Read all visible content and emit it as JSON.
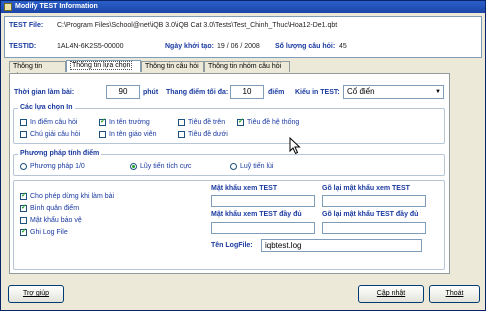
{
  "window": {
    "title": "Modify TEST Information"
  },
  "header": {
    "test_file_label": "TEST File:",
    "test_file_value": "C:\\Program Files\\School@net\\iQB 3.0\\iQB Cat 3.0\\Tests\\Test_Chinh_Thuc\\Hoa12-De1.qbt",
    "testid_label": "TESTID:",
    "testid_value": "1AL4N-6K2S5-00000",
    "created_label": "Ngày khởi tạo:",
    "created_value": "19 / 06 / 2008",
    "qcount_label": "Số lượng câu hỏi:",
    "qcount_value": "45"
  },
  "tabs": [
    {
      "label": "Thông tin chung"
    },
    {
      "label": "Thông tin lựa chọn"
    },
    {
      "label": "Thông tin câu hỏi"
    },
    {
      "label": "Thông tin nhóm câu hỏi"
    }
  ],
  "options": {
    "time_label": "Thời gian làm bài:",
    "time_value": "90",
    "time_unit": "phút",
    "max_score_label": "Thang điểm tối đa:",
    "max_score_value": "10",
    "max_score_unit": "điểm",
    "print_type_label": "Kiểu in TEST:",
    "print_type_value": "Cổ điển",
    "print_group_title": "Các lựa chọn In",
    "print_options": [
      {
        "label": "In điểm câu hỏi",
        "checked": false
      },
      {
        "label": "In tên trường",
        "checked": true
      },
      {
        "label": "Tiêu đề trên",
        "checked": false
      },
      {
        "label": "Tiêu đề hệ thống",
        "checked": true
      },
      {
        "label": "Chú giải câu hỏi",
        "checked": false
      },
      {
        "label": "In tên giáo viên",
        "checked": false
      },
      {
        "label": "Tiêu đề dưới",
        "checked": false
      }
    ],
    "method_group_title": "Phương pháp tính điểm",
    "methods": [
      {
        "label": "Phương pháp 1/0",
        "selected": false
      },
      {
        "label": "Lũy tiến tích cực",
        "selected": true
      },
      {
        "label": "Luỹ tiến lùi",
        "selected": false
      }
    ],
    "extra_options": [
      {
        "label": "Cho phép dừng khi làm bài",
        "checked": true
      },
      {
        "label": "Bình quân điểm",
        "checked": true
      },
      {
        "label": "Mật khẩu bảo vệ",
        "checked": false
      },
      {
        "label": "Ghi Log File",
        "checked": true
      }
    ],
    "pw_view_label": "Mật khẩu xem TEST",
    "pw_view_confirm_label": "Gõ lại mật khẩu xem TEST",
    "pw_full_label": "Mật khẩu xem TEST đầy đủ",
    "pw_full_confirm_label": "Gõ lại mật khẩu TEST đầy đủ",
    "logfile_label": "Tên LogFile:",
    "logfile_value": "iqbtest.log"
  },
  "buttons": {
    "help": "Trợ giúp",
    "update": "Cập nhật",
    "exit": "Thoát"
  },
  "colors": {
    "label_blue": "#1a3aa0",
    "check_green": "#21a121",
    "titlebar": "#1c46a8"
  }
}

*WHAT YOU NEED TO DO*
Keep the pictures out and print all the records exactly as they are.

*TASK RESPONSE*
Read all visible content and emit it as JSON.
{
  "window": {
    "title": "Modify TEST Information"
  },
  "header": {
    "test_file_label": "TEST File:",
    "test_file_value": "C:\\Program Files\\School@net\\iQB 3.0\\iQB Cat 3.0\\Tests\\Test_Chinh_Thuc\\Hoa12-De1.qbt",
    "testid_label": "TESTID:",
    "testid_value": "1AL4N-6K2S5-00000",
    "created_label": "Ngày khởi tạo:",
    "created_value": "19 / 06 / 2008",
    "qcount_label": "Số lượng câu hỏi:",
    "qcount_value": "45"
  },
  "tabs": [
    {
      "label": "Thông tin chung"
    },
    {
      "label": "Thông tin lựa chọn"
    },
    {
      "label": "Thông tin câu hỏi"
    },
    {
      "label": "Thông tin nhóm câu hỏi"
    }
  ],
  "options": {
    "time_label": "Thời gian làm bài:",
    "time_value": "90",
    "time_unit": "phút",
    "max_score_label": "Thang điểm tối đa:",
    "max_score_value": "10",
    "max_score_unit": "điểm",
    "print_type_label": "Kiểu in TEST:",
    "print_type_value": "Cổ điển",
    "print_group_title": "Các lựa chọn In",
    "print_options": [
      {
        "label": "In điểm câu hỏi",
        "checked": false
      },
      {
        "label": "In tên trường",
        "checked": true
      },
      {
        "label": "Tiêu đề trên",
        "checked": false
      },
      {
        "label": "Tiêu đề hệ thống",
        "checked": true
      },
      {
        "label": "Chú giải câu hỏi",
        "checked": false
      },
      {
        "label": "In tên giáo viên",
        "checked": false
      },
      {
        "label": "Tiêu đề dưới",
        "checked": false
      }
    ],
    "method_group_title": "Phương pháp tính điểm",
    "methods": [
      {
        "label": "Phương pháp 1/0",
        "selected": false
      },
      {
        "label": "Lũy tiến tích cực",
        "selected": true
      },
      {
        "label": "Luỹ tiến lùi",
        "selected": false
      }
    ],
    "extra_options": [
      {
        "label": "Cho phép dừng khi làm bài",
        "checked": true
      },
      {
        "label": "Bình quân điểm",
        "checked": true
      },
      {
        "label": "Mật khẩu bảo vệ",
        "checked": false
      },
      {
        "label": "Ghi Log File",
        "checked": true
      }
    ],
    "pw_view_label": "Mật khẩu xem TEST",
    "pw_view_confirm_label": "Gõ lại mật khẩu xem TEST",
    "pw_full_label": "Mật khẩu xem TEST đầy đủ",
    "pw_full_confirm_label": "Gõ lại mật khẩu TEST đầy đủ",
    "logfile_label": "Tên LogFile:",
    "logfile_value": "iqbtest.log"
  },
  "buttons": {
    "help": "Trợ giúp",
    "update": "Cập nhật",
    "exit": "Thoát"
  },
  "colors": {
    "label_blue": "#1a3aa0",
    "check_green": "#21a121",
    "titlebar": "#1c46a8"
  }
}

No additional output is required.